This is very much true for the 2017 lineup, where Lemonade, which appeals to both pop and hip-hop voters, competed against Justin Bieber’s Purpose (pop) and Drake’s Views (hip-hop). Meanwhile, the country nominee, Sturgill Simpson’s A Sailor’s Guide to Earth and Adele’s more adult-contemporary skewing 25 were the only representatives of their respective fields.
Simpson isn’t as well known as the other four nominees, which likely made it harder for him to secure votes from, say, random rock voters who didn’t have an obvious horse to back. If those random voters tied to genres not represented in Album of the Year didn’t want to vote pop or hip-hop, that left only Adele, who won.
The problem with this vote splitting — which has only become more starkly obvious in recent years — is that it tends to reward older or at least whiter artists at the expense of young, often black artists who have more pop cultural cachet at this moment in time.
In layman’s terms, Adele won because Bieber, Drake, and Beyonce were all part of the pop and hip-hop, which in turn made younger, more contemporary voters split their votes between those three albums.

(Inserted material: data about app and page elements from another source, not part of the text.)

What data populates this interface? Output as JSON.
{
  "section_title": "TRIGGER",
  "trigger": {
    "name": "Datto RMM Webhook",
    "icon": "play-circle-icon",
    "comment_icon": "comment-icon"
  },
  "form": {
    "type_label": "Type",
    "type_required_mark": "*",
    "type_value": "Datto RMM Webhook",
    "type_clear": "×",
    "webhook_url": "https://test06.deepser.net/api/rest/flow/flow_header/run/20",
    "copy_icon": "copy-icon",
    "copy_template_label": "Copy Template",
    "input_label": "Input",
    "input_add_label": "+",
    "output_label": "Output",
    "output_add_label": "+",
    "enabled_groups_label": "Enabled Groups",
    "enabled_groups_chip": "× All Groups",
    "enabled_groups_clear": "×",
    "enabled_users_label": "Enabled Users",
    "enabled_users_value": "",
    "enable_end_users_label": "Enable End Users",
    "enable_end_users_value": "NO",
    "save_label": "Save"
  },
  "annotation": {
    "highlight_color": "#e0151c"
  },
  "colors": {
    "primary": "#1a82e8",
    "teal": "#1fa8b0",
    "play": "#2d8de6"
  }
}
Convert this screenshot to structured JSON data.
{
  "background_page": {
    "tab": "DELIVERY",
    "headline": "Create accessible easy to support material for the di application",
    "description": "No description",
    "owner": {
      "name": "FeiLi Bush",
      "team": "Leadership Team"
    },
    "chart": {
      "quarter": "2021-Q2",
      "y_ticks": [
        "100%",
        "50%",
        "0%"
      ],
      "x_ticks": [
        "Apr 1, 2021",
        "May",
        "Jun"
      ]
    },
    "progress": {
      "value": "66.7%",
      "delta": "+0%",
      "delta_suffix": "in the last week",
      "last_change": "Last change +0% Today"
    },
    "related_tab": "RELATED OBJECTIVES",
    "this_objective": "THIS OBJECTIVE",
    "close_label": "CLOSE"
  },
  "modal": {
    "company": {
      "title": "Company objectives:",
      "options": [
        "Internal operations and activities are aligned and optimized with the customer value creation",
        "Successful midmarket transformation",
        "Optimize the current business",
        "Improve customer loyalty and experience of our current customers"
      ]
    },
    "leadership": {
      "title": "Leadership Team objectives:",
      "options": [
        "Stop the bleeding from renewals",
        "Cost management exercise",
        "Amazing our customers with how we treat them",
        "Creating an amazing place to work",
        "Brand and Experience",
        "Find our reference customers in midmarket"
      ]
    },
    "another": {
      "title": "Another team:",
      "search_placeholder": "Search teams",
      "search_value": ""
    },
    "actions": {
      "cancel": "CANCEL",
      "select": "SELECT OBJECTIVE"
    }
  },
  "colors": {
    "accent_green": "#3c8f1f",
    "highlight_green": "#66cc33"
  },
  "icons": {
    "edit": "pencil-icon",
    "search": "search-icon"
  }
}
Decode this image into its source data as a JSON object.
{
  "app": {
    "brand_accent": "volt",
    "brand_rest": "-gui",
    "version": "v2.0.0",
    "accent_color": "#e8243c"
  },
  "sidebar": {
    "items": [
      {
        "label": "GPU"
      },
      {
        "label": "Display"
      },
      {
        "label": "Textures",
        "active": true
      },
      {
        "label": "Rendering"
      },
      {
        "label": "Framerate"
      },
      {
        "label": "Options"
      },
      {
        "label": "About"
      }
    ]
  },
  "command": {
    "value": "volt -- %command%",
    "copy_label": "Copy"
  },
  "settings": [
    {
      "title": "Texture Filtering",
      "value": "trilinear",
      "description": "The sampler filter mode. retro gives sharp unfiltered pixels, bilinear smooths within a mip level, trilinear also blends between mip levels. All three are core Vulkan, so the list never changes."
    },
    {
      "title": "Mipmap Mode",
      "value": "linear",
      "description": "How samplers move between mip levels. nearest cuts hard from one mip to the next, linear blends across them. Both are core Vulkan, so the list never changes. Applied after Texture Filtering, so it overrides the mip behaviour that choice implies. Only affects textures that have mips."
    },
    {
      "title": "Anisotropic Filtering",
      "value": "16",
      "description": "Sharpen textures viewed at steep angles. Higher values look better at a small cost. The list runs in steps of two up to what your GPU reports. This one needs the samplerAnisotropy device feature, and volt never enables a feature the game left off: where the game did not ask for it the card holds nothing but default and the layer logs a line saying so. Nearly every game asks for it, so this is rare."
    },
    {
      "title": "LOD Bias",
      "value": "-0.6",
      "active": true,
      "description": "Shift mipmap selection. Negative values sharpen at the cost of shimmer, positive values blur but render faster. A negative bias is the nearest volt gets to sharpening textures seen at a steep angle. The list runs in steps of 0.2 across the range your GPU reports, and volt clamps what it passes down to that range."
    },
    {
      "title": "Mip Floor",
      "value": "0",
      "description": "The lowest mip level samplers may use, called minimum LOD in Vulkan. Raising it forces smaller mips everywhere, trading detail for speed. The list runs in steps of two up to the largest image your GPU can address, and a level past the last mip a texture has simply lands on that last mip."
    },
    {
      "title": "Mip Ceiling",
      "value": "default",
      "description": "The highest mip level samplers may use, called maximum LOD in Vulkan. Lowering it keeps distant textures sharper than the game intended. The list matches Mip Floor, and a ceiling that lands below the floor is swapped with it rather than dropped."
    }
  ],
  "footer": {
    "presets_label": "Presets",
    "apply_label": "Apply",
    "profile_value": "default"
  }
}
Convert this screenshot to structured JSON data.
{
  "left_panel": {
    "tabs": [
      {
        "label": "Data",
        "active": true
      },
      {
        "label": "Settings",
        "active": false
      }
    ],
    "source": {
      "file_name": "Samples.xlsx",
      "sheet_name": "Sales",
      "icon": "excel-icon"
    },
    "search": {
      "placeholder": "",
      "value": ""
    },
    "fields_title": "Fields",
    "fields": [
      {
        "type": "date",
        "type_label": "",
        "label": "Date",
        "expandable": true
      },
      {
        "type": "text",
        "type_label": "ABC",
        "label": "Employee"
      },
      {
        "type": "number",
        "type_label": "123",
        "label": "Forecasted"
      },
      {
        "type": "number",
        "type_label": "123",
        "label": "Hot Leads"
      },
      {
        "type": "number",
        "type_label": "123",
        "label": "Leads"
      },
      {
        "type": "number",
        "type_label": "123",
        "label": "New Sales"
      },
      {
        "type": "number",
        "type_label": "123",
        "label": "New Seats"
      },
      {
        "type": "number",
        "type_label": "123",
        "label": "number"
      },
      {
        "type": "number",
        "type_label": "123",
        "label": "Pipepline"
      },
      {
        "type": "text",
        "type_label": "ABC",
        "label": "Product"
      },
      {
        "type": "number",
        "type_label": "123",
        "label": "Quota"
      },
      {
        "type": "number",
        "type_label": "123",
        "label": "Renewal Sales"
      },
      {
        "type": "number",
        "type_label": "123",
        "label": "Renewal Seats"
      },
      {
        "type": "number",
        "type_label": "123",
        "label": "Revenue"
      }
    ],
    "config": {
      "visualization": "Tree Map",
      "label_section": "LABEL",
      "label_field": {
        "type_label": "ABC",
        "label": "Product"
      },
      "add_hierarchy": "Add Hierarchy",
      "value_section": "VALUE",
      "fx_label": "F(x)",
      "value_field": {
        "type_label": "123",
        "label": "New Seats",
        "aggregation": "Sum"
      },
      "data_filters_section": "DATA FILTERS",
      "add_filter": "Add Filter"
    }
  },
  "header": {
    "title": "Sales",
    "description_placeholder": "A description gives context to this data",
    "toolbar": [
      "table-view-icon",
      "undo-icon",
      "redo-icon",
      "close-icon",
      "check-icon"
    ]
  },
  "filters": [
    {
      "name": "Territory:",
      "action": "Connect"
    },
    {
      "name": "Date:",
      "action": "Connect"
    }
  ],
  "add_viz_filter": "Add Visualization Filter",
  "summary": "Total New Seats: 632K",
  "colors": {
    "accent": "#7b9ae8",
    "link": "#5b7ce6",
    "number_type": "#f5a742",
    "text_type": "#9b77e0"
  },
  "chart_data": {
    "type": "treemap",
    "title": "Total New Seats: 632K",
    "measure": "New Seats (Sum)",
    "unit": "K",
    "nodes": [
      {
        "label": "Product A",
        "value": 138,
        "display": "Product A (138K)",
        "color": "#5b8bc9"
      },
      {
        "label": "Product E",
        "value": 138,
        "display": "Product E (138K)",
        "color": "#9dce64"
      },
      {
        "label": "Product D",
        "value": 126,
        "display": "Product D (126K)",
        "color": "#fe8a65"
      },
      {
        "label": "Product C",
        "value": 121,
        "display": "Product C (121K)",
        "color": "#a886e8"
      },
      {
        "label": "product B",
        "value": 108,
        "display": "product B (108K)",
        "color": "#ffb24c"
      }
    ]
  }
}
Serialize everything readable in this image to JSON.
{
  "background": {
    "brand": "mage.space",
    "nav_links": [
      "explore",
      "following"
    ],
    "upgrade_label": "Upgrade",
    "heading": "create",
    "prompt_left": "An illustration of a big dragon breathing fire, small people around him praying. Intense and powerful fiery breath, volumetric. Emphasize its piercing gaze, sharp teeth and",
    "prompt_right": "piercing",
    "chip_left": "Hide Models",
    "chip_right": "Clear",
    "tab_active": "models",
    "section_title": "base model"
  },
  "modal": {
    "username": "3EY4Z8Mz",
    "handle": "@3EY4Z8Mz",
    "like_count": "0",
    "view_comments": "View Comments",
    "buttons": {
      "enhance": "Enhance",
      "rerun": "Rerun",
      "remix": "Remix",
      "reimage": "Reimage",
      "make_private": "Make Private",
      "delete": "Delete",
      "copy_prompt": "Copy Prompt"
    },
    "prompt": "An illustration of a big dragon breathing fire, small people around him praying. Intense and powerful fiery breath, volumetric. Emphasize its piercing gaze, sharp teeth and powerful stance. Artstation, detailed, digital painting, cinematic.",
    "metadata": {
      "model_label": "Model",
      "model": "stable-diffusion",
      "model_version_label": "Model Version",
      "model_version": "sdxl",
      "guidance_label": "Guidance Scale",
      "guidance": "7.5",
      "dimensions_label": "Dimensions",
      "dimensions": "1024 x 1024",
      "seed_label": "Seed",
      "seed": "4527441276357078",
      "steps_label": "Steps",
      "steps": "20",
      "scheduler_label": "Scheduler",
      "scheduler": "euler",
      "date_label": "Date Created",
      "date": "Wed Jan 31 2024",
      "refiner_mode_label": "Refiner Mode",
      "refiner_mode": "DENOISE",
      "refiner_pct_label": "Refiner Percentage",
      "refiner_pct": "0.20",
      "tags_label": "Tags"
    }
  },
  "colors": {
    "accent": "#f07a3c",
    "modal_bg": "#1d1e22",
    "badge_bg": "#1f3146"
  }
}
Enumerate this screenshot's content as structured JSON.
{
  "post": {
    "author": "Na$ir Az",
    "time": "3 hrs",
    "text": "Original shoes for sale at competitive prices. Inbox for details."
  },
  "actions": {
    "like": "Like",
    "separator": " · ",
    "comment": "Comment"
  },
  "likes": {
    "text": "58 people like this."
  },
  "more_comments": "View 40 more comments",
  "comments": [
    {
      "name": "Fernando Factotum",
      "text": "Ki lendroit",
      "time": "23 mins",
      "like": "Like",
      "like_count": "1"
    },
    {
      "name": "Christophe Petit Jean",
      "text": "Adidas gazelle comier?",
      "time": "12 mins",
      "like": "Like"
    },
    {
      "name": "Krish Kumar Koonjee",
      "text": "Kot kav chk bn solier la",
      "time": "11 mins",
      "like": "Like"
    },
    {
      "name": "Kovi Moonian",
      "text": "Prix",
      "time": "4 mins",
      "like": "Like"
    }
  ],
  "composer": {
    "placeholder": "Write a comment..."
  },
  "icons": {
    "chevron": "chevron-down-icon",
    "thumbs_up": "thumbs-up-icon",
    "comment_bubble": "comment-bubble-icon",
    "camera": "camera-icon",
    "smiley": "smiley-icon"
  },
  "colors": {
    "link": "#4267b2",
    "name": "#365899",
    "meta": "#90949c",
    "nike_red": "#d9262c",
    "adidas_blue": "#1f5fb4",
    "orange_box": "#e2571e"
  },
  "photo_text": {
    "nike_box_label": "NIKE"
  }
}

Adele’s 25 really had no counterpart in the Album of the Year category – so all the mainstream rock and adult contemporary voters cast their ballots for Adele in droves – mainly because they didn’t want to vote for something that was mainstream pop or hip-hop.
Adele said it herself after the show: “What the fuck does she [Beyonce] have to do to win Album of the Year? That’s how I feel.”
That’s how it feels to us too.